It rained last night. Most of Nebraska is still in a drought – every drop of rain helps! I hope when we get back to the office on Monday the berm we started is still intact and held the runoff from the office roof. If not, that’s OK. The berm is a work in progress – we’ll shore it up.
I’m sure the plants/wildlife at the neighboring saline wetlands appreciate the rain. You know, we haven’t talked about our neighbors. Just to the north of our Cherry Creek site, is an amazing resource few people know about. It is the Lincoln Saline Wetlands Nature Center, 92 acres of unique habitat. Map
What’s a Saline Wetlands? From the Lower Platte South Natural Resources District who manages the sites in our area: “When the ground water rises to the surface a wetland is created. When that water passes through salt deposits on its way up, a saline wetlands is created. Lincoln, Nebraska is one of the very few places on earth where that happens…. “
The saline wetlands and salt deposits played an important role in the city of Lincoln’s history. The salt attracted settlers to the area. Salt manufacturers were hoping to extract the salt deposits. Capital Beach Lake is still the region’s “Salt Lake”. The city of Lincoln (at the time called the city of Lancaster – the name was later changed) never became a hub of salt production, but it did become the center of government and higher education.
According to the History of the Salt Marshes in Nebraska the area where our office and Cherry Creek habitat sits, was used as a dump… “anything that could be hauled, that had to be disposed of and would raise the level of the land. Most of the wetlands east and south of Salt Lake, on both sides of West O Street and south to the Burlington Railroad Yards, were filled and prepared for industrial, commercial and housing developments. Additional impetus for draining and filling these wetlands was provided by America’s mosquito phobia of the 1950s.”
Thankfully, not all saline wetlands areas were developed (map). I’ve had the pleasure of hiking youth over to the saline wetlands near our office. Along the edges of waterways, the ground is white from the salt deposits. Some of the plants growing there are unique to saline wetlands. It is truly a special place. Next time I head over there, I’ll take some photos.
“Did you know? Nebraska has lost more than one third of its wetlands in the last 125 years. At the time of statehood in 1867, Nebraska had an estimated 2.9 million acres of wetlands, which covered about six percent of the state, according to T.E. Dahl of the U.S. Department of the Interior, Fish and Wildlife Service.” University of Nebraska-Lincoln Extension http://water.unl.edu

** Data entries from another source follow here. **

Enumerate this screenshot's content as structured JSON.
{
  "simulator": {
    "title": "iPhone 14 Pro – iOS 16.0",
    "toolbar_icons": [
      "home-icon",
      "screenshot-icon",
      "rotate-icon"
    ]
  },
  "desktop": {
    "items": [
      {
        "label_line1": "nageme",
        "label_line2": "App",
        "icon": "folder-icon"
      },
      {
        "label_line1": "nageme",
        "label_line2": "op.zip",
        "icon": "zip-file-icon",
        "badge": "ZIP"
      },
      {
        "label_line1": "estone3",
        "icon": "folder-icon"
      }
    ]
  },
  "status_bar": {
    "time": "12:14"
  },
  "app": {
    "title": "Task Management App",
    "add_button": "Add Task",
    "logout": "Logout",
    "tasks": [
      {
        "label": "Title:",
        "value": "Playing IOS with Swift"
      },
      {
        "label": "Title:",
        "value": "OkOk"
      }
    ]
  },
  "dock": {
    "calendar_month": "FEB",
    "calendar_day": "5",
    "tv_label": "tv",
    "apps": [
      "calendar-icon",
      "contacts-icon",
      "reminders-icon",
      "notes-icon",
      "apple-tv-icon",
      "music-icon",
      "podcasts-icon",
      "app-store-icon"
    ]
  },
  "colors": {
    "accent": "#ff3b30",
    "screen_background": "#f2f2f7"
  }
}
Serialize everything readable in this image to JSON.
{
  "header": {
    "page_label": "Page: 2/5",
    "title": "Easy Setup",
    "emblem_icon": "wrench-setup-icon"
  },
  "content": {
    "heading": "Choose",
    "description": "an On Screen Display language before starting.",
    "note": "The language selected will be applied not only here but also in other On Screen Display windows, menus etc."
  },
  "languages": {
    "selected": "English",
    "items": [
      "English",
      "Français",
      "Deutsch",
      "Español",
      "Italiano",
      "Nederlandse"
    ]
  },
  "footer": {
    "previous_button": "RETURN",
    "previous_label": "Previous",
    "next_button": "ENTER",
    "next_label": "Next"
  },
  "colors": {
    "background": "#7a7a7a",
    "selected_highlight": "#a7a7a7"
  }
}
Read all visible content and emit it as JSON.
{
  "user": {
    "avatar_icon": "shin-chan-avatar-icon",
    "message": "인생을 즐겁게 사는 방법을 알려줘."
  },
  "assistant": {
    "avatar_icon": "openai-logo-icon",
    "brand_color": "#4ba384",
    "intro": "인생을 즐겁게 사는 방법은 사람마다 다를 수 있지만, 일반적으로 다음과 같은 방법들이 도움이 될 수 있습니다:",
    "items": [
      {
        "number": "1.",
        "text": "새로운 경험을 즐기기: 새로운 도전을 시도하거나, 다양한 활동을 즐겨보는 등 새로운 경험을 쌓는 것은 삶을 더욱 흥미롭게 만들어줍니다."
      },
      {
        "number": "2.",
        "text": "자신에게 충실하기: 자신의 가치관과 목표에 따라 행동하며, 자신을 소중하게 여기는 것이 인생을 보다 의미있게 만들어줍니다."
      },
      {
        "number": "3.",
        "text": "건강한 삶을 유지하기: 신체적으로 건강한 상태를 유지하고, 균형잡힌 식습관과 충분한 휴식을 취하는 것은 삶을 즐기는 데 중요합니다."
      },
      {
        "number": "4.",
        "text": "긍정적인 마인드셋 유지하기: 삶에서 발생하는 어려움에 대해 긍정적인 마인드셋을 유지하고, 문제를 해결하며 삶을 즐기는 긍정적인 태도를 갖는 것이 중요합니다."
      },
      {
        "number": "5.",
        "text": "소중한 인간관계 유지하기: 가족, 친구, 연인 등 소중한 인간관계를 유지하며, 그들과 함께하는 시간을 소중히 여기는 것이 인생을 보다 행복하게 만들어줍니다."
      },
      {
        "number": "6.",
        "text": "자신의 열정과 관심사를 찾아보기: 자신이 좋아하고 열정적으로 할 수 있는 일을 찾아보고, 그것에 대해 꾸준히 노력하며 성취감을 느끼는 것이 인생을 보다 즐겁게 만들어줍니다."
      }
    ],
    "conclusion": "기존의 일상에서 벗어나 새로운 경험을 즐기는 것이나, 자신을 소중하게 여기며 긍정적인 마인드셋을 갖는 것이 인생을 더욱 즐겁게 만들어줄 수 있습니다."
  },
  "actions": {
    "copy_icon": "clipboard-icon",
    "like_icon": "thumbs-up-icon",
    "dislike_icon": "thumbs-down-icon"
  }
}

Here’s to Sharing the Buzz!
UNL Extension provides research-based information to help you make informed decisions any time, any place, anywhere – http://lancaster.unl.edu